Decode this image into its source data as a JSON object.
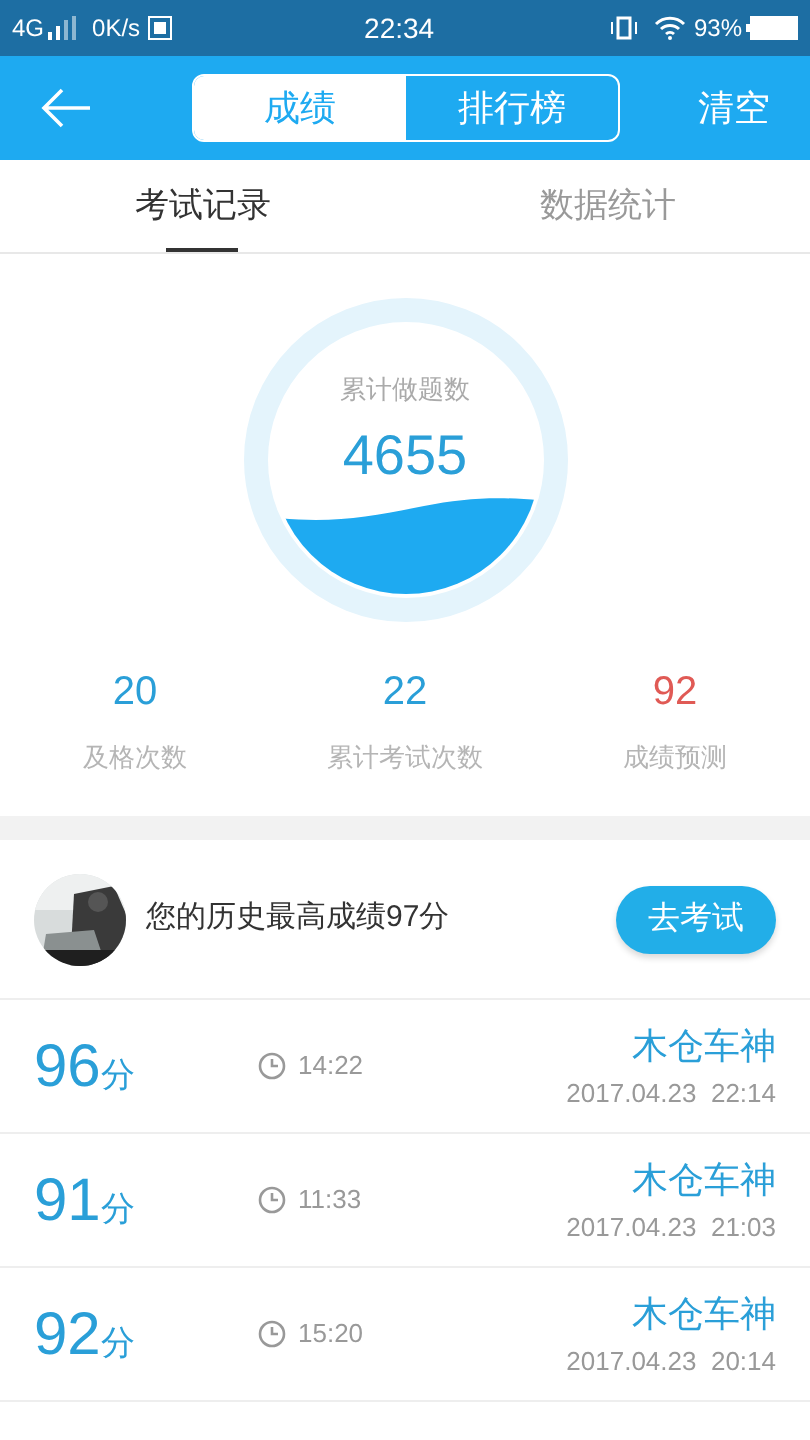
{
  "status_bar": {
    "network": "4G",
    "speed": "0K/s",
    "time": "22:34",
    "battery": "93%"
  },
  "header": {
    "segments": [
      {
        "label": "成绩",
        "selected": true
      },
      {
        "label": "排行榜",
        "selected": false
      }
    ],
    "action": "清空"
  },
  "tabs": [
    {
      "label": "考试记录",
      "selected": true
    },
    {
      "label": "数据统计",
      "selected": false
    }
  ],
  "summary": {
    "label": "累计做题数",
    "value": "4655"
  },
  "stats": [
    {
      "value": "20",
      "label": "及格次数",
      "color": "#2a9fd8"
    },
    {
      "value": "22",
      "label": "累计考试次数",
      "color": "#2a9fd8"
    },
    {
      "value": "92",
      "label": "成绩预测",
      "color": "#e05a55"
    }
  ],
  "best": {
    "text": "您的历史最高成绩97分",
    "button": "去考试"
  },
  "records": [
    {
      "score": "96",
      "unit": "分",
      "duration": "14:22",
      "name": "木仓车神",
      "date": "2017.04.23  22:14"
    },
    {
      "score": "91",
      "unit": "分",
      "duration": "11:33",
      "name": "木仓车神",
      "date": "2017.04.23  21:03"
    },
    {
      "score": "92",
      "unit": "分",
      "duration": "15:20",
      "name": "木仓车神",
      "date": "2017.04.23  20:14"
    }
  ]
}
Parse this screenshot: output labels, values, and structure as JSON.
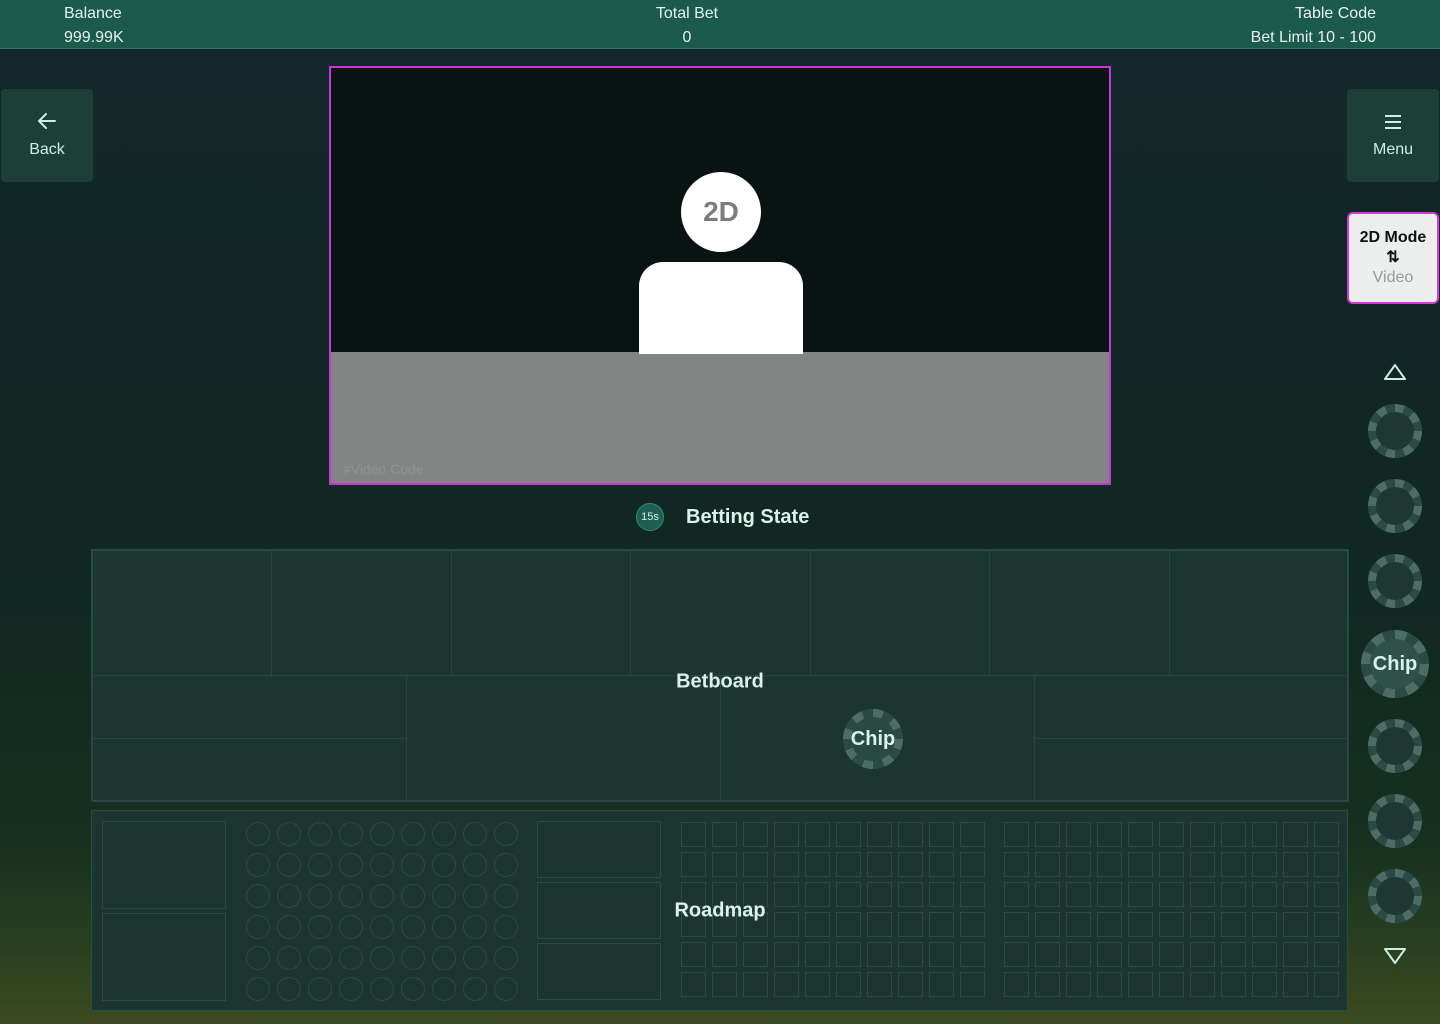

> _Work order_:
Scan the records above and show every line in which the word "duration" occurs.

> _Response box_:
      "duration": "14:22",
      "duration": "11:33",
      "duration": "15:20",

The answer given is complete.